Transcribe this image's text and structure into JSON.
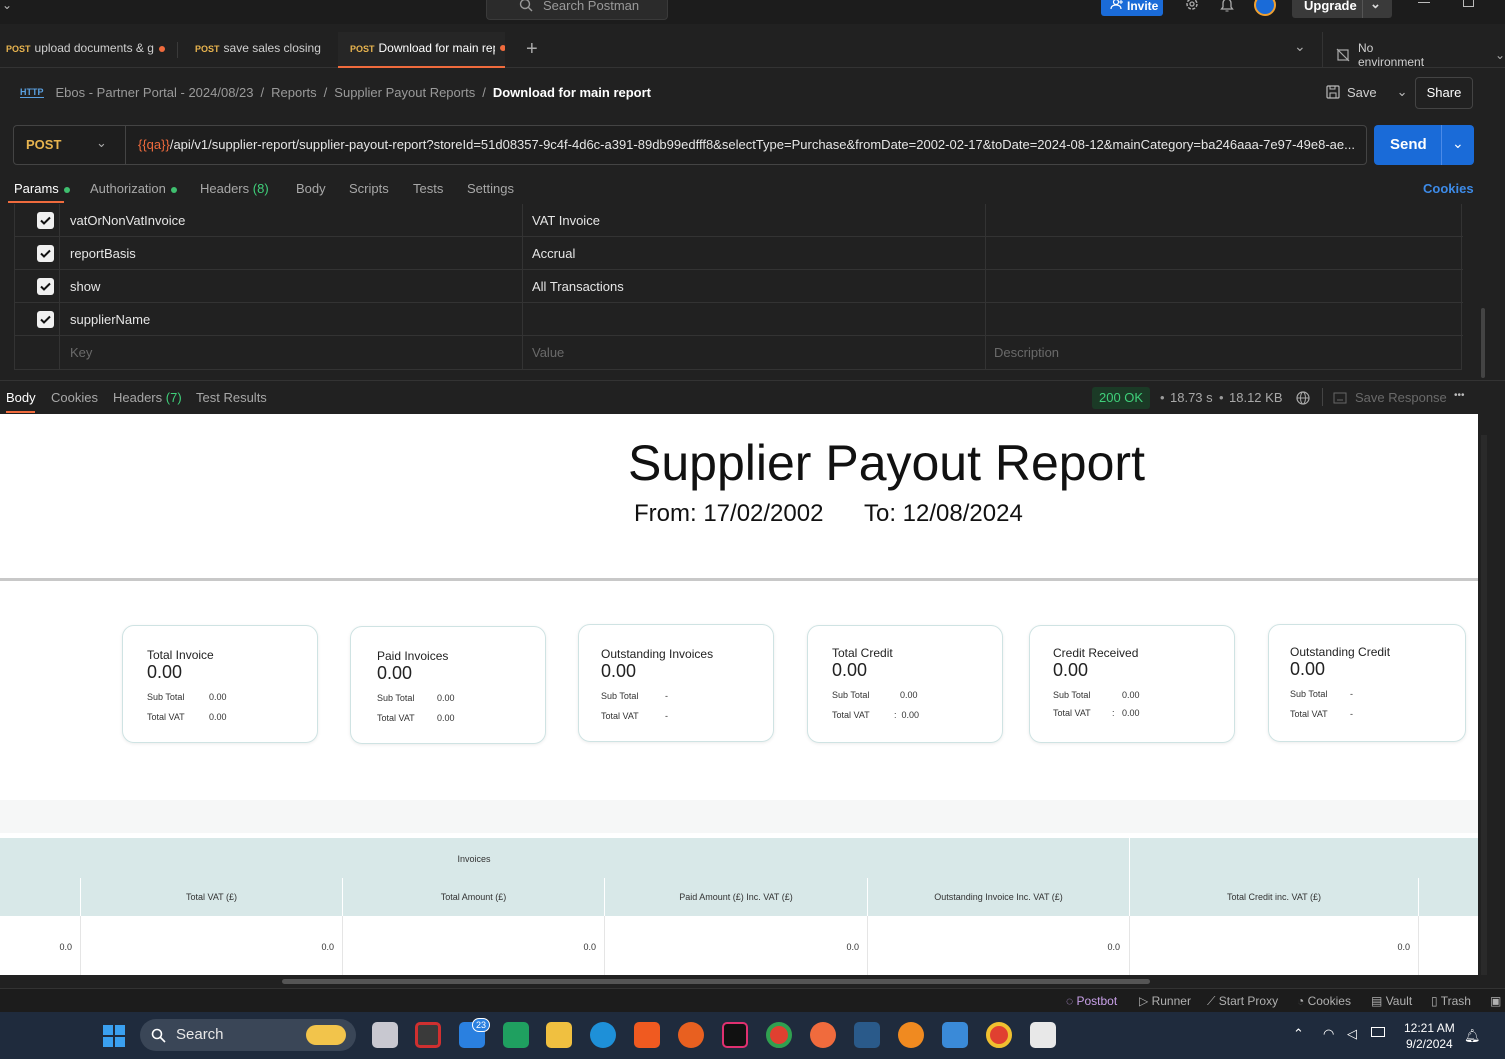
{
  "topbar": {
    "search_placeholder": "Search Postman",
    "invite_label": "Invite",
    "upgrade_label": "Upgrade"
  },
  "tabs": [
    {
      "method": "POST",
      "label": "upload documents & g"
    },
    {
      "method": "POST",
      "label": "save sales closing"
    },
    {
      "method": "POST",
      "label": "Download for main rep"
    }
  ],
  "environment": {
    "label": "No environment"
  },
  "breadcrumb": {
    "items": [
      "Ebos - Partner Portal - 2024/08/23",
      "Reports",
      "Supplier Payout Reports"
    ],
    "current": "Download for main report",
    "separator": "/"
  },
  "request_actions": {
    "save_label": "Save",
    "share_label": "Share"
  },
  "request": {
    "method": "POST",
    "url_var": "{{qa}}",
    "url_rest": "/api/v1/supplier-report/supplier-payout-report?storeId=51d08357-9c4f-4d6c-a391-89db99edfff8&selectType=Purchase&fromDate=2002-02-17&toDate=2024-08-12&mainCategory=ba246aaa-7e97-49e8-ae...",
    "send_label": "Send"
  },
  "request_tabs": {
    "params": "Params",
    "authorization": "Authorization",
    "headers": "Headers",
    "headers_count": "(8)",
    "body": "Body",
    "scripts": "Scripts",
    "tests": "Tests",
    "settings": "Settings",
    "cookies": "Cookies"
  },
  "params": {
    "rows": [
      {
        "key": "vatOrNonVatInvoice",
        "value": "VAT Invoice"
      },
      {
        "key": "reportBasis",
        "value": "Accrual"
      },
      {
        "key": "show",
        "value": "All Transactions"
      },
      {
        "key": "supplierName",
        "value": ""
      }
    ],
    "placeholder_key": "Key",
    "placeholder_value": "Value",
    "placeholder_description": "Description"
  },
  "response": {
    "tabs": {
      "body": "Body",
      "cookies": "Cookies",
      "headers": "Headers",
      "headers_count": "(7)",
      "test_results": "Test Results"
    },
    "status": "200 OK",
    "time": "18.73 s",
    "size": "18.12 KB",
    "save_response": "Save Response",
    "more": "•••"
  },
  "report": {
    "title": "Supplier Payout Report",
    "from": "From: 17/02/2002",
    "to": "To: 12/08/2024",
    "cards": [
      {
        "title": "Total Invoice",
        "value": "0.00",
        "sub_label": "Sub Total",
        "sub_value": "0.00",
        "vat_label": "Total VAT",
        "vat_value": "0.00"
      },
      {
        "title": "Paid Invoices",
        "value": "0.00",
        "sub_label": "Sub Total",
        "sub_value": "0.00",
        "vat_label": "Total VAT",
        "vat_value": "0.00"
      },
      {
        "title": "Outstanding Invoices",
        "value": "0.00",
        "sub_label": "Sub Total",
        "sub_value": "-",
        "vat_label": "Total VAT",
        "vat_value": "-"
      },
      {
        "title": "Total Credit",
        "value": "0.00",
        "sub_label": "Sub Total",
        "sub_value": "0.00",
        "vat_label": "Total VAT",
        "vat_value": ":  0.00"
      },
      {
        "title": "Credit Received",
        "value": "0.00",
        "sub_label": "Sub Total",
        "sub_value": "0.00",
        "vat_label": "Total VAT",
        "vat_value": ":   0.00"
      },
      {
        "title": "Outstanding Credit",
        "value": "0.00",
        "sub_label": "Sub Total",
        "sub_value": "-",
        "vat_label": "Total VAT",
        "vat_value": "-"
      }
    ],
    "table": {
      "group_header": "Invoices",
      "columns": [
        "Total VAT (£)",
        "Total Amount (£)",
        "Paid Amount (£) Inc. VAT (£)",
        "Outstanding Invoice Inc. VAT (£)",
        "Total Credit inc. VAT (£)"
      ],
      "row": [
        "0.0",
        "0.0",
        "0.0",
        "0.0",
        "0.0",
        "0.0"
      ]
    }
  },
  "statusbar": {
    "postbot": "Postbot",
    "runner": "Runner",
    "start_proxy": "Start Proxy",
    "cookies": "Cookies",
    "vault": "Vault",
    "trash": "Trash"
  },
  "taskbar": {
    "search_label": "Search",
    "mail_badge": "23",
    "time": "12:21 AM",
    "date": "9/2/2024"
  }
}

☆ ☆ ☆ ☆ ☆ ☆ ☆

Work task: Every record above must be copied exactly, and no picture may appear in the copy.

Task solution:
Transcribe this image's text and structure into JSON.
{
  "topbar": {
    "search_placeholder": "Search Postman",
    "invite_label": "Invite",
    "upgrade_label": "Upgrade"
  },
  "tabs": [
    {
      "method": "POST",
      "label": "upload documents & g"
    },
    {
      "method": "POST",
      "label": "save sales closing"
    },
    {
      "method": "POST",
      "label": "Download for main rep"
    }
  ],
  "environment": {
    "label": "No environment"
  },
  "breadcrumb": {
    "items": [
      "Ebos - Partner Portal - 2024/08/23",
      "Reports",
      "Supplier Payout Reports"
    ],
    "current": "Download for main report",
    "separator": "/"
  },
  "request_actions": {
    "save_label": "Save",
    "share_label": "Share"
  },
  "request": {
    "method": "POST",
    "url_var": "{{qa}}",
    "url_rest": "/api/v1/supplier-report/supplier-payout-report?storeId=51d08357-9c4f-4d6c-a391-89db99edfff8&selectType=Purchase&fromDate=2002-02-17&toDate=2024-08-12&mainCategory=ba246aaa-7e97-49e8-ae...",
    "send_label": "Send"
  },
  "request_tabs": {
    "params": "Params",
    "authorization": "Authorization",
    "headers": "Headers",
    "headers_count": "(8)",
    "body": "Body",
    "scripts": "Scripts",
    "tests": "Tests",
    "settings": "Settings",
    "cookies": "Cookies"
  },
  "params": {
    "rows": [
      {
        "key": "vatOrNonVatInvoice",
        "value": "VAT Invoice"
      },
      {
        "key": "reportBasis",
        "value": "Accrual"
      },
      {
        "key": "show",
        "value": "All Transactions"
      },
      {
        "key": "supplierName",
        "value": ""
      }
    ],
    "placeholder_key": "Key",
    "placeholder_value": "Value",
    "placeholder_description": "Description"
  },
  "response": {
    "tabs": {
      "body": "Body",
      "cookies": "Cookies",
      "headers": "Headers",
      "headers_count": "(7)",
      "test_results": "Test Results"
    },
    "status": "200 OK",
    "time": "18.73 s",
    "size": "18.12 KB",
    "save_response": "Save Response",
    "more": "•••"
  },
  "report": {
    "title": "Supplier Payout Report",
    "from": "From: 17/02/2002",
    "to": "To: 12/08/2024",
    "cards": [
      {
        "title": "Total Invoice",
        "value": "0.00",
        "sub_label": "Sub Total",
        "sub_value": "0.00",
        "vat_label": "Total VAT",
        "vat_value": "0.00"
      },
      {
        "title": "Paid Invoices",
        "value": "0.00",
        "sub_label": "Sub Total",
        "sub_value": "0.00",
        "vat_label": "Total VAT",
        "vat_value": "0.00"
      },
      {
        "title": "Outstanding Invoices",
        "value": "0.00",
        "sub_label": "Sub Total",
        "sub_value": "-",
        "vat_label": "Total VAT",
        "vat_value": "-"
      },
      {
        "title": "Total Credit",
        "value": "0.00",
        "sub_label": "Sub Total",
        "sub_value": "0.00",
        "vat_label": "Total VAT",
        "vat_value": ":  0.00"
      },
      {
        "title": "Credit Received",
        "value": "0.00",
        "sub_label": "Sub Total",
        "sub_value": "0.00",
        "vat_label": "Total VAT",
        "vat_value": ":   0.00"
      },
      {
        "title": "Outstanding Credit",
        "value": "0.00",
        "sub_label": "Sub Total",
        "sub_value": "-",
        "vat_label": "Total VAT",
        "vat_value": "-"
      }
    ],
    "table": {
      "group_header": "Invoices",
      "columns": [
        "Total VAT (£)",
        "Total Amount (£)",
        "Paid Amount (£) Inc. VAT (£)",
        "Outstanding Invoice Inc. VAT (£)",
        "Total Credit inc. VAT (£)"
      ],
      "row": [
        "0.0",
        "0.0",
        "0.0",
        "0.0",
        "0.0",
        "0.0"
      ]
    }
  },
  "statusbar": {
    "postbot": "Postbot",
    "runner": "Runner",
    "start_proxy": "Start Proxy",
    "cookies": "Cookies",
    "vault": "Vault",
    "trash": "Trash"
  },
  "taskbar": {
    "search_label": "Search",
    "mail_badge": "23",
    "time": "12:21 AM",
    "date": "9/2/2024"
  }
}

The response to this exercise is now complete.